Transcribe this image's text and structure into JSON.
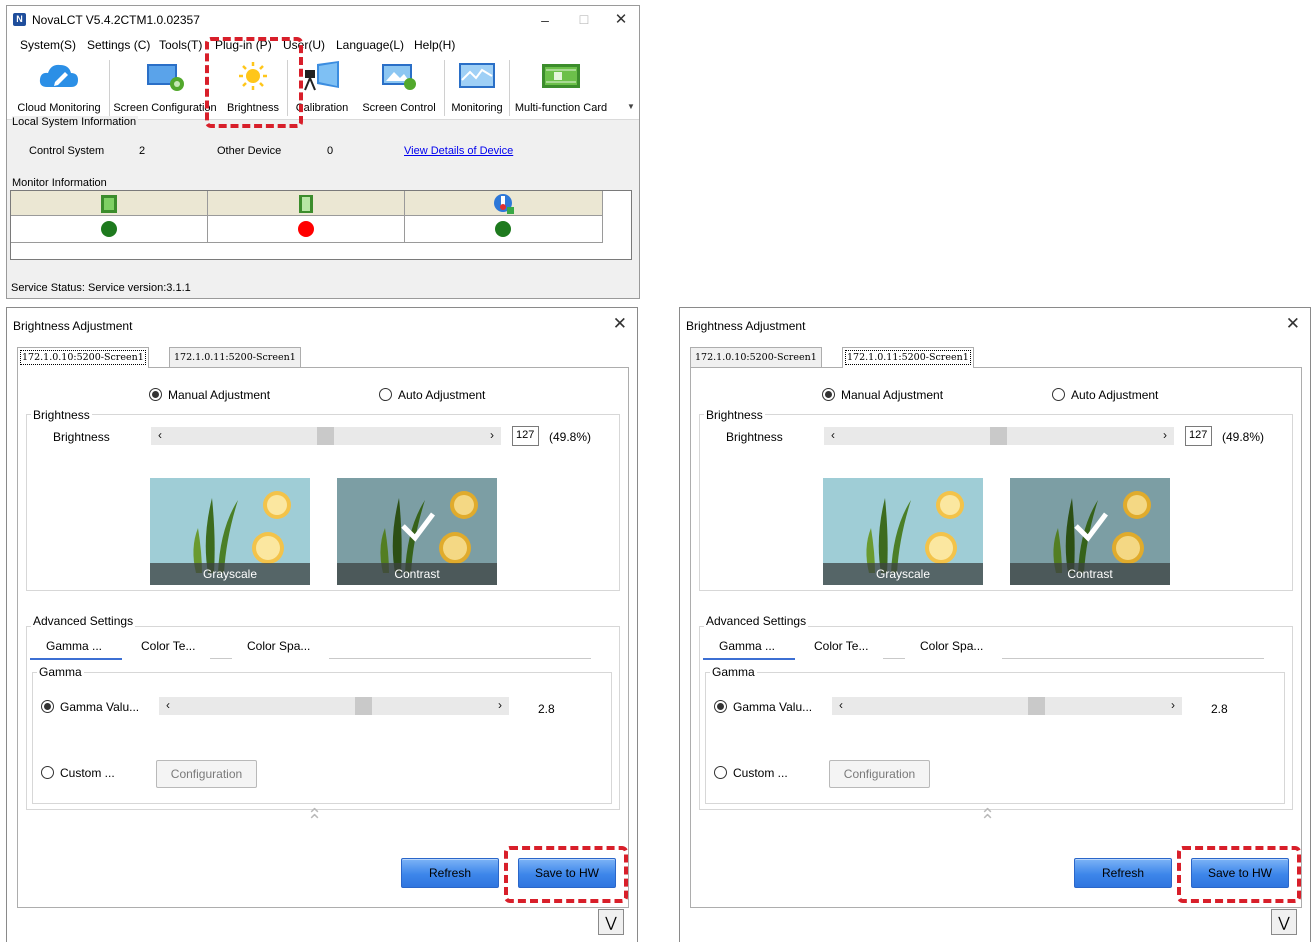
{
  "main_window": {
    "title": "NovaLCT V5.4.2CTM1.0.02357",
    "menu": [
      "System(S)",
      "Settings (C)",
      "Tools(T)",
      "Plug-in (P)",
      "User(U)",
      "Language(L)",
      "Help(H)"
    ],
    "toolbar": [
      "Cloud Monitoring",
      "Screen Configuration",
      "Brightness",
      "Calibration",
      "Screen Control",
      "Monitoring",
      "Multi-function Card"
    ],
    "local_system": {
      "label": "Local System Information",
      "control_system_label": "Control System",
      "control_system_value": "2",
      "other_device_label": "Other Device",
      "other_device_value": "0",
      "details_link": "View Details of Device"
    },
    "monitor": {
      "label": "Monitor Information",
      "status_colors": [
        "#1e7a1e",
        "#ff0000",
        "#1e7a1e"
      ]
    },
    "status_bar": "Service Status:  Service version:3.1.1"
  },
  "dialogs": [
    {
      "title": "Brightness Adjustment",
      "tabs": [
        "172.1.0.10:5200-Screen1",
        "172.1.0.11:5200-Screen1"
      ],
      "active_tab": 0,
      "manual_label": "Manual Adjustment",
      "auto_label": "Auto Adjustment",
      "brightness_group": "Brightness",
      "brightness_label": "Brightness",
      "brightness_value": "127",
      "brightness_percent": "(49.8%)",
      "brightness_fraction": 0.498,
      "grayscale_label": "Grayscale",
      "contrast_label": "Contrast",
      "advanced_label": "Advanced Settings",
      "adv_tabs": [
        "Gamma ...",
        "Color Te...",
        "Color Spa..."
      ],
      "gamma_group": "Gamma",
      "gamma_value_label": "Gamma Valu...",
      "gamma_value": "2.8",
      "gamma_fraction": 0.6,
      "custom_label": "Custom ...",
      "configuration_label": "Configuration",
      "refresh_label": "Refresh",
      "save_label": "Save to HW"
    },
    {
      "title": "Brightness Adjustment",
      "tabs": [
        "172.1.0.10:5200-Screen1",
        "172.1.0.11:5200-Screen1"
      ],
      "active_tab": 1,
      "manual_label": "Manual Adjustment",
      "auto_label": "Auto Adjustment",
      "brightness_group": "Brightness",
      "brightness_label": "Brightness",
      "brightness_value": "127",
      "brightness_percent": "(49.8%)",
      "brightness_fraction": 0.498,
      "grayscale_label": "Grayscale",
      "contrast_label": "Contrast",
      "advanced_label": "Advanced Settings",
      "adv_tabs": [
        "Gamma ...",
        "Color Te...",
        "Color Spa..."
      ],
      "gamma_group": "Gamma",
      "gamma_value_label": "Gamma Valu...",
      "gamma_value": "2.8",
      "gamma_fraction": 0.6,
      "custom_label": "Custom ...",
      "configuration_label": "Configuration",
      "refresh_label": "Refresh",
      "save_label": "Save to HW"
    }
  ]
}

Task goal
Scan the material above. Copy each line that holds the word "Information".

Answer box
      "label": "Local System Information",
      "label": "Monitor Information",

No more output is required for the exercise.